The transformation of macro-algal dominated rocky reefs into urchin barrens due to grazing pressure from overabundant sea urchins is a global phenomenon. Removing urchins from barrens by culling (smashing with hammers) can help re-establish algal cover, yet this practice is too costly for broad-scale application. Removal through harvesting urchins for their roe (gonad) by commercial fishers is also not financially feasible, as urchins in barrens are often malnourished, which results in unsalable, poor-quality roe. Creating an economic driver to remove urchins from barrens by making each urchin valuable through roe enhancement aquaculture, could be a better, more cost-effective solution.

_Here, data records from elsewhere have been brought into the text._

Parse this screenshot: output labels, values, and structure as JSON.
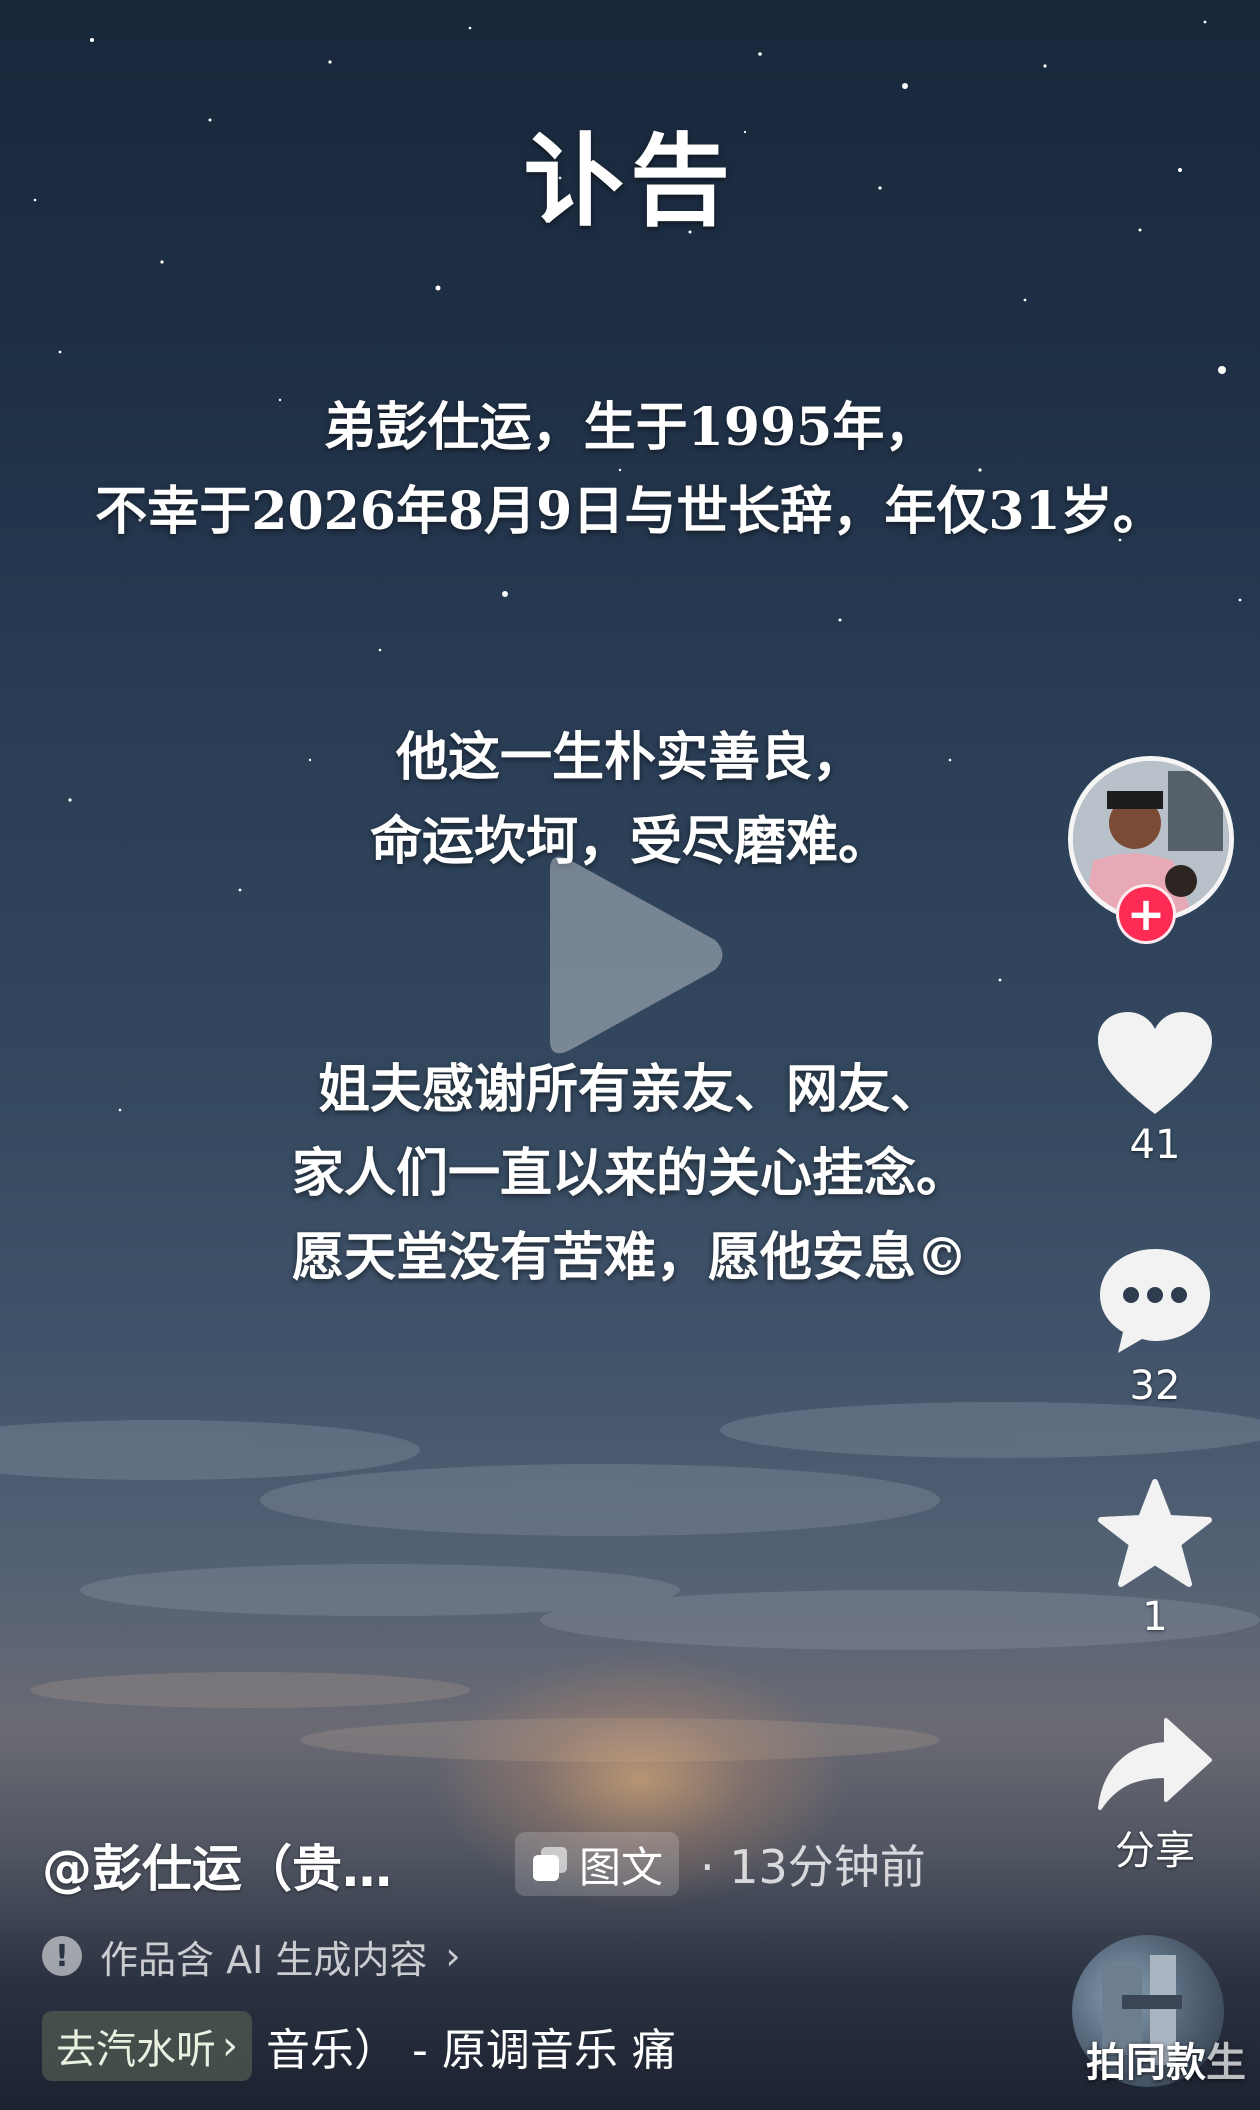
{
  "notice": {
    "title": "讣告",
    "para1": [
      "弟彭仕运，生于1995年，",
      "不幸于2026年8月9日与世长辞，年仅31岁。"
    ],
    "para2": [
      "他这一生朴实善良，",
      "命运坎坷，受尽磨难。"
    ],
    "para3": [
      "姐夫感谢所有亲友、网友、",
      "家人们一直以来的关心挂念。",
      "愿天堂没有苦难，愿他安息©"
    ]
  },
  "actions": {
    "follow_symbol": "+",
    "like_count": "41",
    "comment_count": "32",
    "favorite_count": "1",
    "share_label": "分享"
  },
  "post": {
    "author": "@彭仕运（贵…",
    "type_tag": "图文",
    "time": "· 13分钟前",
    "ai_notice": "作品含 AI 生成内容",
    "ai_arrow": "›",
    "listen_button": "去汽水听",
    "listen_arrow": "›",
    "music_text": "音乐） - 原调音乐    痛",
    "same_style_label": "拍同款",
    "same_style_extra": "生"
  },
  "colors": {
    "follow_red": "#fe2c55",
    "text_white": "#ffffff"
  },
  "icons": [
    "play-icon",
    "heart-icon",
    "comment-icon",
    "star-icon",
    "share-arrow-icon",
    "warning-icon",
    "images-icon"
  ]
}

Roe enhancement involves capturing urchins from the wild and feeding them with an urchin specific diet in an aquaculture setting to increase the quantity and quality of their roe. High quality urchin roe is a prized delicacy in the Asia-pacific region and here we demonstrate that the overabundant purple sea urchin (Heliocidaris erythrogramma) collected from barrens in Port Phillip Bay, Victoria, can be effectively roe enhanced in 12 weeks to create a marketable product. Furthermore, we show feed composition and culturing conditions can influence the quality and quantity of roe produced. If scaled up appropriately, the development of a roe enhancement aquaculture industry could be a cost-neutral management option for controlling overabundant purple sea urchin populations in Victoria.